As Amazon continues to squeeze its competition, retailers such as Wal Mart are pulling out all the stops in an effort to maintain their position in the industry. The recent purchase of Whole Foods by Amazon will greatly strengthen its position in the grocery products market, an area to which Wal Mart has devoted considerable resources over the past few years.

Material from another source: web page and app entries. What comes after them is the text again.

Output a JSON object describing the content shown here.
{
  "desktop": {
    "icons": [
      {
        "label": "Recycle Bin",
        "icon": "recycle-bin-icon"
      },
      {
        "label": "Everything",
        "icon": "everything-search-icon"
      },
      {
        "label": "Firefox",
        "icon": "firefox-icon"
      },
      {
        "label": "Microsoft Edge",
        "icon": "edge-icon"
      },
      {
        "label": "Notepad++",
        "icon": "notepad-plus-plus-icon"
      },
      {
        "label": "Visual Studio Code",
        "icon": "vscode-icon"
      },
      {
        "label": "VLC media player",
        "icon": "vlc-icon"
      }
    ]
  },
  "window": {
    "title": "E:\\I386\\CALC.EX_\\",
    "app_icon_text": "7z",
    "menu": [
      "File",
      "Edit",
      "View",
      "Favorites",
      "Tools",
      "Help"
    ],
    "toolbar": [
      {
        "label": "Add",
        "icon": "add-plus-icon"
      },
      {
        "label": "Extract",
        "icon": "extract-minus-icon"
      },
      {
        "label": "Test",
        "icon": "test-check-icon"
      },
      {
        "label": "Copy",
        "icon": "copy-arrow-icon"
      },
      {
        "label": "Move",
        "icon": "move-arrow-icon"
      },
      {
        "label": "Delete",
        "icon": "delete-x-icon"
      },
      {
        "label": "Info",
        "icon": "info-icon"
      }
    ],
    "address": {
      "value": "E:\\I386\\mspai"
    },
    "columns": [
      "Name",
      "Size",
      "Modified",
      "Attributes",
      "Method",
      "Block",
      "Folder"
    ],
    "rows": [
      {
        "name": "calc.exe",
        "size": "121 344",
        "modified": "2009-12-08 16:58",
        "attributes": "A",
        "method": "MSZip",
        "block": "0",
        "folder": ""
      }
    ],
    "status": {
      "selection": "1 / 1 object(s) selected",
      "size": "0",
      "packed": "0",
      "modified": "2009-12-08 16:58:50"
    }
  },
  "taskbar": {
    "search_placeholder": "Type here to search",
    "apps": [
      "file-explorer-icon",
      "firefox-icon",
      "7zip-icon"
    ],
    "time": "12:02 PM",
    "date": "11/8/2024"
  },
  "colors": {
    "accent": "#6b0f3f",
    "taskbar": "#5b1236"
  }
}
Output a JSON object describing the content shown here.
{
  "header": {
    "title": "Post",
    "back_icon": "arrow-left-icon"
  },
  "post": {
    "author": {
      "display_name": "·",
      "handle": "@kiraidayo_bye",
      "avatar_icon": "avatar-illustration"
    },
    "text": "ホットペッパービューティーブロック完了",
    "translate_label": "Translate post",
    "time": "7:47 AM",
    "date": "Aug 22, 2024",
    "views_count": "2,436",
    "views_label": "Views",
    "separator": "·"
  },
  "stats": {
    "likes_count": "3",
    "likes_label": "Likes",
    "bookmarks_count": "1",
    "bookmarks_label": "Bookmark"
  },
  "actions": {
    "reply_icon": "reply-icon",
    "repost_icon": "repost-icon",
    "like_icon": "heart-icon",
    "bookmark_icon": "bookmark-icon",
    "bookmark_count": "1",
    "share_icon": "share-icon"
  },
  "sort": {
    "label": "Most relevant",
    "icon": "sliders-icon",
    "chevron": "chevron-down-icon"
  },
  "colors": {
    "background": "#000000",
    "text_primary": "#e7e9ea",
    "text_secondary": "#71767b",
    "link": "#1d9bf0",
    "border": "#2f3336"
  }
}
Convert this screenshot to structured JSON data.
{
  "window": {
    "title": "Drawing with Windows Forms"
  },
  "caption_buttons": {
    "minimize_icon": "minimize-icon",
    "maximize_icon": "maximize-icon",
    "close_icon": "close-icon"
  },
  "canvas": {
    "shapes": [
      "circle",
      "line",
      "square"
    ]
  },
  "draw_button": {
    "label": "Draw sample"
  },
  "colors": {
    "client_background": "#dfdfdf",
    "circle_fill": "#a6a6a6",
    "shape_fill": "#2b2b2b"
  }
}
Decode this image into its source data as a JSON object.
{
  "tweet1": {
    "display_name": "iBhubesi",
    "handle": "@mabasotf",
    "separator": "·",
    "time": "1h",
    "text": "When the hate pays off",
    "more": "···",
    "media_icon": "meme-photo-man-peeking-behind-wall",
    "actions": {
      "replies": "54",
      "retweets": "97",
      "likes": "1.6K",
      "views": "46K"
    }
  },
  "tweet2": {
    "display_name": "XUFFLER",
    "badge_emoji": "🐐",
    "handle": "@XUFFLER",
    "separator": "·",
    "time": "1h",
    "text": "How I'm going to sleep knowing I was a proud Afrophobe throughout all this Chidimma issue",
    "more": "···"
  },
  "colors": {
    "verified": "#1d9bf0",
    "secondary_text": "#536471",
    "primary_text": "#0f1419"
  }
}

As it has in the past, Wal Mart is looking to its suppliers to help reduce its costs and improve customer service. Next month the huge retailer will begin a program called “On-Time, In-Full” (OTIF) which will require truckload suppliers of fast moving items to deliver 100% of the product ordered on a specific delivery date 75% of the time. This delivery target will increase to 95% by February. Penalties for non-adherence will be 3% of the retail value of the goods arriving either early or late. (The Wal Mart theory on early arrivals is that they create expensive overstocks.) This will be a tough objective for many suppliers. According to Wal Mart, in a study of its top 75 suppliers, OTIF “scores” have been as low as 10%, and no one reached the 95% goal. Suppliers already are struggling with several issues. Developments such as omnichannel shipments and pressure for same or next-day deliveries, to name just two, already are making the logistics manager’s job very difficult. As is usually the case, smaller shippers will feel the pressure more than the larger ones that have the resources to invest in upgraded inventory management systems.
It appears that Wal Mart will be somewhat unforgiving in enforcement of the new rules. There are several things that can go wrong with arrangements such as this – weather, equipment, congestion, infrastructure. Sometimes Wal Mart itself will probably be at fault. The company has said that “disputes will not be tolerated.” Hopefully however, a more lenient policy will prevail. In another presentation, a Wal Mart executive said, “Variability is the Number 1 killer of the supply chain.” That of course, gives us a blinding glimpse of the obvious. Variability was not invented by the suppliers. If we operated in a perfect world, there would be no need for most of us. While we constantly strive to reduce variability in the supply chain, we will never be able to eliminate it.
Why is Wal Mart doing this? They indicated they could add $1 billion in annual revenue; but basically, they are doing it because they can. Wal Mart is such a major factor in the business of so many suppliers they cannot be ignored. Other competitors have adopted on-time programs, but are not large enough to have the same impact.
In fairness to Wal Mart, over the years, it has dragged suppliers kicking and screaming into changes that have turned out to be beneficial for all. Ideally, this will be another one of those, but it will not be without considerable initial pain.